Problem description - An exact copy of the records below is needed, with every picture left out.

Provided entries -
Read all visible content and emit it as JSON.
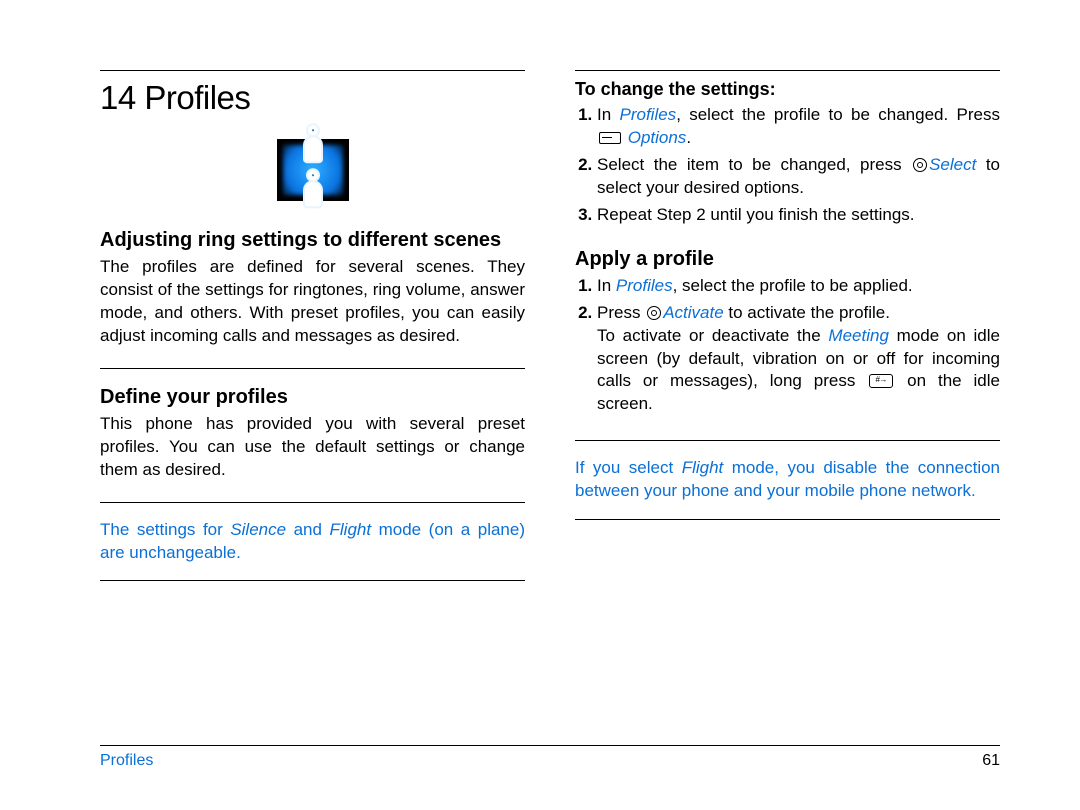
{
  "chapter_title": "14 Profiles",
  "left": {
    "h2a": "Adjusting ring settings to different scenes",
    "p1": "The profiles are defined for several scenes. They consist of the settings for ringtones, ring volume, answer mode, and others. With preset profiles, you can easily adjust incoming calls and messages as desired.",
    "h2b": "Define your profiles",
    "p2": "This phone has provided you with several preset profiles. You can use the default settings or change them as desired.",
    "note1_a": "The settings for ",
    "note1_silence": "Silence",
    "note1_b": " and ",
    "note1_flight": "Flight",
    "note1_c": " mode (on a plane) are unchangeable."
  },
  "right": {
    "h3a": "To change the settings:",
    "step1_a": "In ",
    "step1_profiles": "Profiles",
    "step1_b": ", select the profile to be changed. Press ",
    "step1_options": " Options",
    "step1_c": ".",
    "step2_a": "Select the item to be changed, press ",
    "step2_select": "Select",
    "step2_b": " to select your desired options.",
    "step3": "Repeat Step 2 until you finish the settings.",
    "h2c": "Apply a profile",
    "apply1_a": "In ",
    "apply1_profiles": "Profiles",
    "apply1_b": ", select the profile to be applied.",
    "apply2_a": "Press ",
    "apply2_activate": "Activate",
    "apply2_b": " to activate the profile.",
    "apply2_c": "To activate or deactivate the ",
    "apply2_meeting": "Meeting",
    "apply2_d": " mode on idle screen (by default, vibration on or off for incoming calls or messages), long press ",
    "apply2_e": " on the idle screen.",
    "note2_a": "If you select ",
    "note2_flight": "Flight",
    "note2_b": " mode, you disable the connection between your phone and your mobile phone network."
  },
  "footer": {
    "section": "Profiles",
    "page": "61"
  }
}
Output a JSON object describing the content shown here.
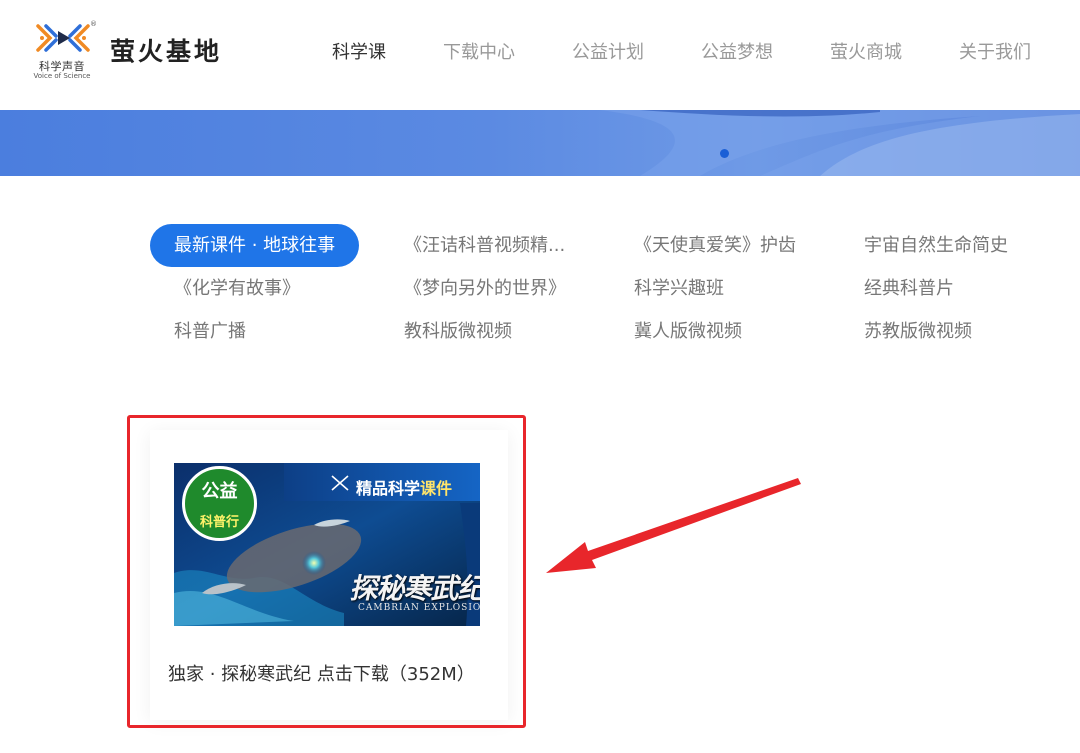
{
  "logo": {
    "name": "科学声音",
    "en": "Voice of Science",
    "reg": "®"
  },
  "site": {
    "title": "萤火基地"
  },
  "nav": {
    "items": [
      {
        "label": "科学课",
        "active": true
      },
      {
        "label": "下载中心",
        "active": false
      },
      {
        "label": "公益计划",
        "active": false
      },
      {
        "label": "公益梦想",
        "active": false
      },
      {
        "label": "萤火商城",
        "active": false
      },
      {
        "label": "关于我们",
        "active": false
      }
    ]
  },
  "categories": [
    {
      "label": "最新课件 · 地球往事",
      "active": true
    },
    {
      "label": "《汪诘科普视频精...",
      "active": false
    },
    {
      "label": "《天使真爱笑》护齿",
      "active": false
    },
    {
      "label": "宇宙自然生命简史",
      "active": false
    },
    {
      "label": "《化学有故事》",
      "active": false
    },
    {
      "label": "《梦向另外的世界》",
      "active": false
    },
    {
      "label": "科学兴趣班",
      "active": false
    },
    {
      "label": "经典科普片",
      "active": false
    },
    {
      "label": "科普广播",
      "active": false
    },
    {
      "label": "教科版微视频",
      "active": false
    },
    {
      "label": "冀人版微视频",
      "active": false
    },
    {
      "label": "苏教版微视频",
      "active": false
    }
  ],
  "card": {
    "badge_top": "公益",
    "badge_bottom": "科普行",
    "header_plain": "精品科学",
    "header_highlight": "课件",
    "title_art": "探秘寒武纪",
    "subtitle_en": "CAMBRIAN EXPLOSION",
    "caption": "独家 · 探秘寒武纪 点击下载（352M）"
  },
  "colors": {
    "accent": "#1f75e8",
    "highlight_border": "#e8262b",
    "arrow": "#e8262b",
    "banner": "#5b8ae2"
  },
  "icons": {
    "logo": "dna-play-logo-icon",
    "carousel": "carousel-dot-icon",
    "arrow": "red-pointer-arrow-icon"
  }
}
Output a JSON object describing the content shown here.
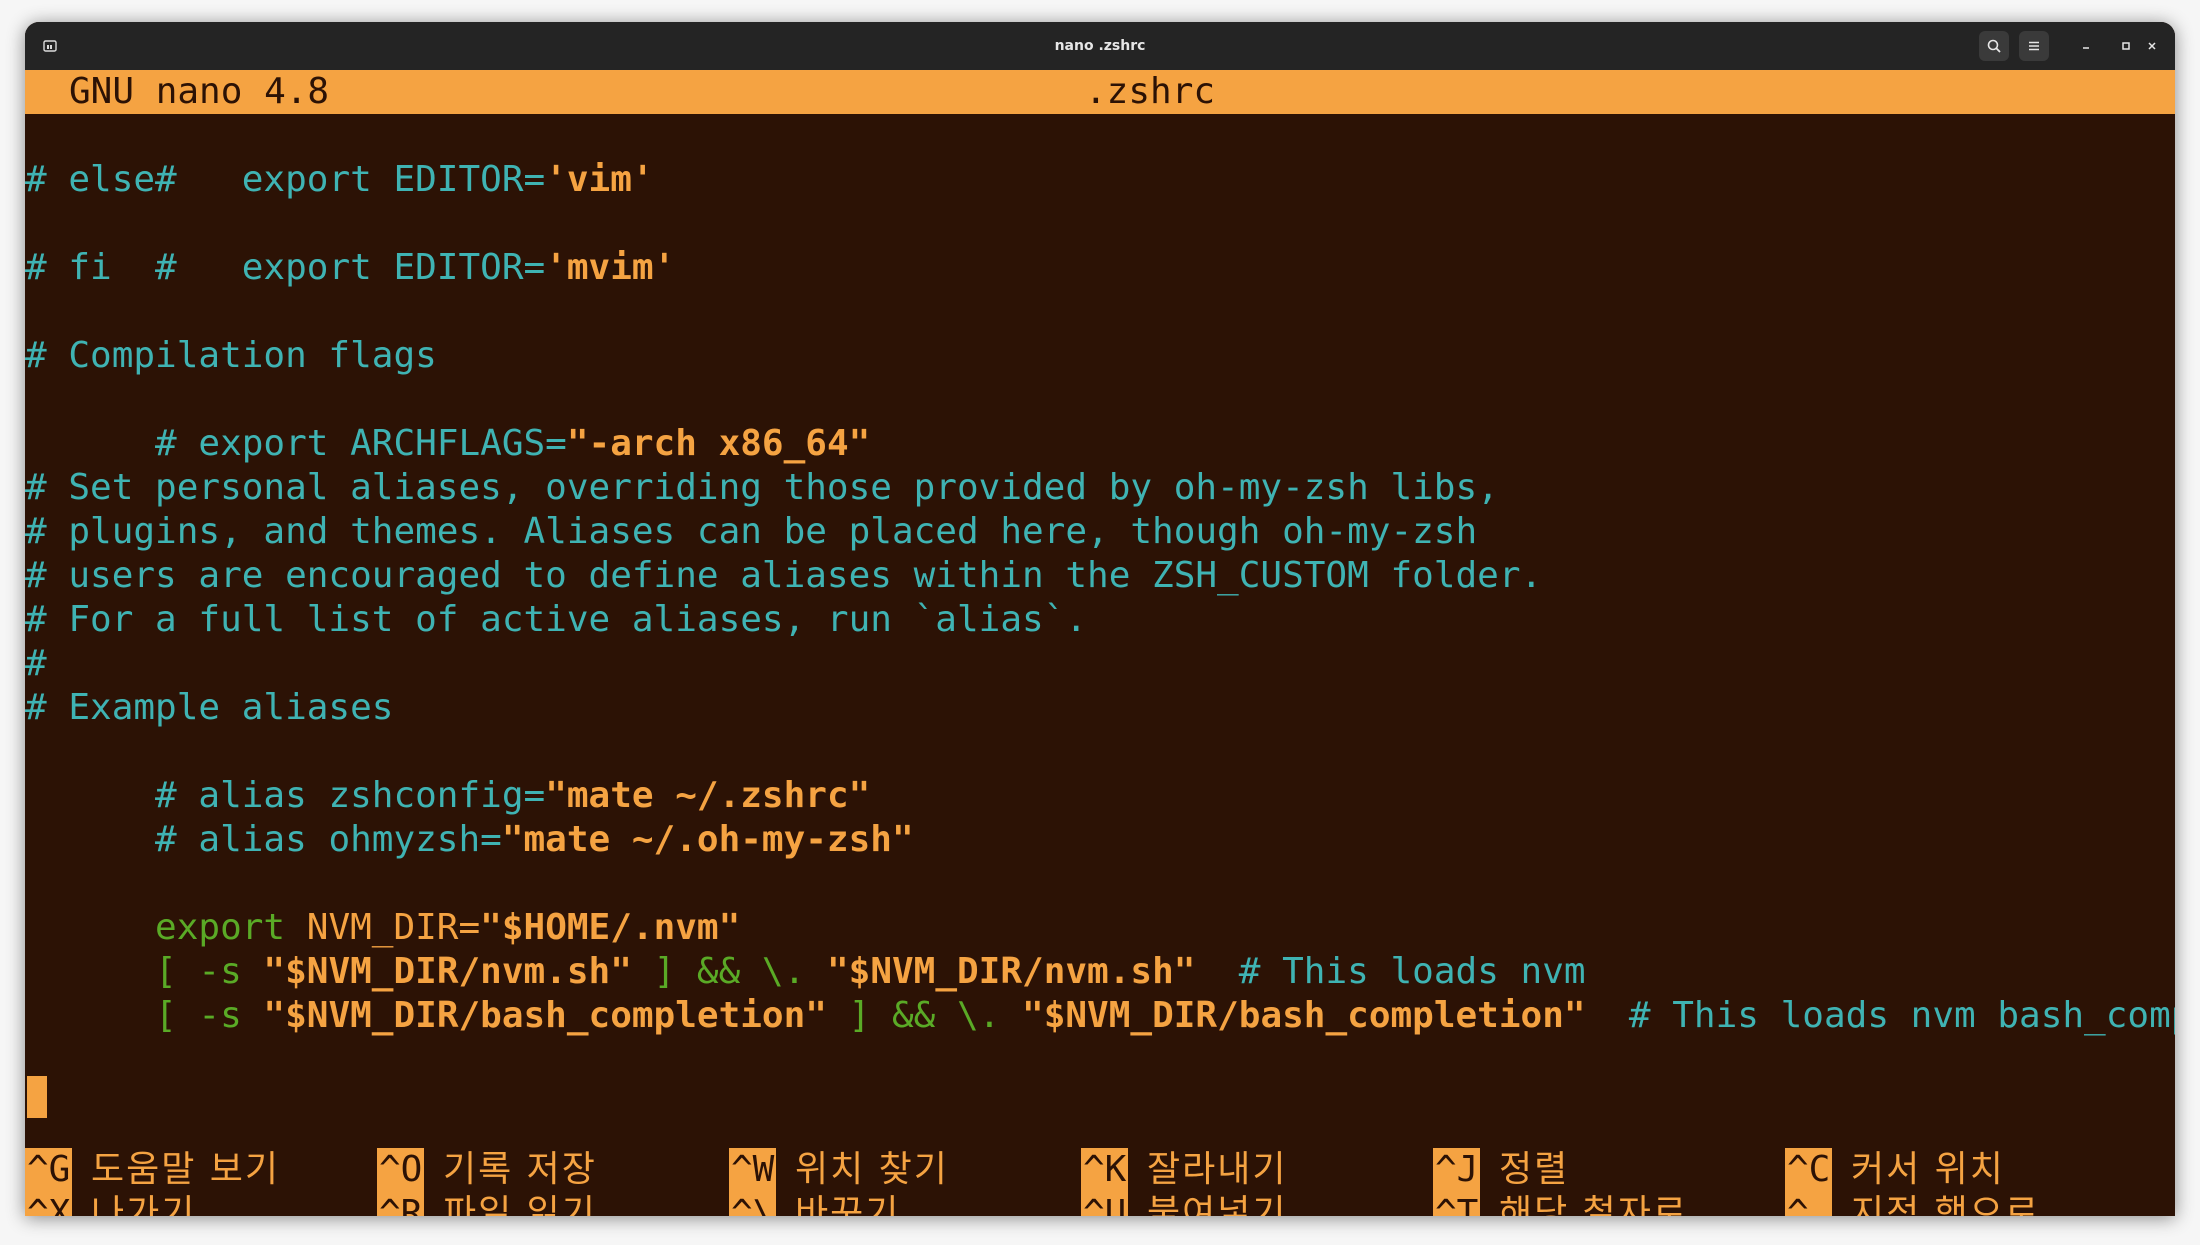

Problem solution -
Read all visible content and emit it as JSON.
{
  "chapter_title": "14 Profiles",
  "left": {
    "h2a": "Adjusting ring settings to different scenes",
    "p1": "The profiles are defined for several scenes. They consist of the settings for ringtones, ring volume, answer mode, and others. With preset profiles, you can easily adjust incoming calls and messages as desired.",
    "h2b": "Define your profiles",
    "p2": "This phone has provided you with several preset profiles. You can use the default settings or change them as desired.",
    "note1_a": "The settings for ",
    "note1_silence": "Silence",
    "note1_b": " and ",
    "note1_flight": "Flight",
    "note1_c": " mode (on a plane) are unchangeable."
  },
  "right": {
    "h3a": "To change the settings:",
    "step1_a": "In ",
    "step1_profiles": "Profiles",
    "step1_b": ", select the profile to be changed. Press ",
    "step1_options": " Options",
    "step1_c": ".",
    "step2_a": "Select the item to be changed, press ",
    "step2_select": "Select",
    "step2_b": " to select your desired options.",
    "step3": "Repeat Step 2 until you finish the settings.",
    "h2c": "Apply a profile",
    "apply1_a": "In ",
    "apply1_profiles": "Profiles",
    "apply1_b": ", select the profile to be applied.",
    "apply2_a": "Press ",
    "apply2_activate": "Activate",
    "apply2_b": " to activate the profile.",
    "apply2_c": "To activate or deactivate the ",
    "apply2_meeting": "Meeting",
    "apply2_d": " mode on idle screen (by default, vibration on or off for incoming calls or messages), long press ",
    "apply2_e": " on the idle screen.",
    "note2_a": "If you select ",
    "note2_flight": "Flight",
    "note2_b": " mode, you disable the connection between your phone and your mobile phone network."
  },
  "footer": {
    "section": "Profiles",
    "page": "61"
  }
}
Output a JSON object describing the content shown here.
{
  "logo": {
    "name": "科学声音",
    "en": "Voice of Science",
    "reg": "®"
  },
  "site": {
    "title": "萤火基地"
  },
  "nav": {
    "items": [
      {
        "label": "科学课",
        "active": true
      },
      {
        "label": "下载中心",
        "active": false
      },
      {
        "label": "公益计划",
        "active": false
      },
      {
        "label": "公益梦想",
        "active": false
      },
      {
        "label": "萤火商城",
        "active": false
      },
      {
        "label": "关于我们",
        "active": false
      }
    ]
  },
  "categories": [
    {
      "label": "最新课件 · 地球往事",
      "active": true
    },
    {
      "label": "《汪诘科普视频精...",
      "active": false
    },
    {
      "label": "《天使真爱笑》护齿",
      "active": false
    },
    {
      "label": "宇宙自然生命简史",
      "active": false
    },
    {
      "label": "《化学有故事》",
      "active": false
    },
    {
      "label": "《梦向另外的世界》",
      "active": false
    },
    {
      "label": "科学兴趣班",
      "active": false
    },
    {
      "label": "经典科普片",
      "active": false
    },
    {
      "label": "科普广播",
      "active": false
    },
    {
      "label": "教科版微视频",
      "active": false
    },
    {
      "label": "冀人版微视频",
      "active": false
    },
    {
      "label": "苏教版微视频",
      "active": false
    }
  ],
  "card": {
    "badge_top": "公益",
    "badge_bottom": "科普行",
    "header_plain": "精品科学",
    "header_highlight": "课件",
    "title_art": "探秘寒武纪",
    "subtitle_en": "CAMBRIAN EXPLOSION",
    "caption": "独家 · 探秘寒武纪 点击下载（352M）"
  },
  "colors": {
    "accent": "#1f75e8",
    "highlight_border": "#e8262b",
    "arrow": "#e8262b",
    "banner": "#5b8ae2"
  },
  "icons": {
    "logo": "dna-play-logo-icon",
    "carousel": "carousel-dot-icon",
    "arrow": "red-pointer-arrow-icon"
  }
}
Output a JSON object describing the content shown here.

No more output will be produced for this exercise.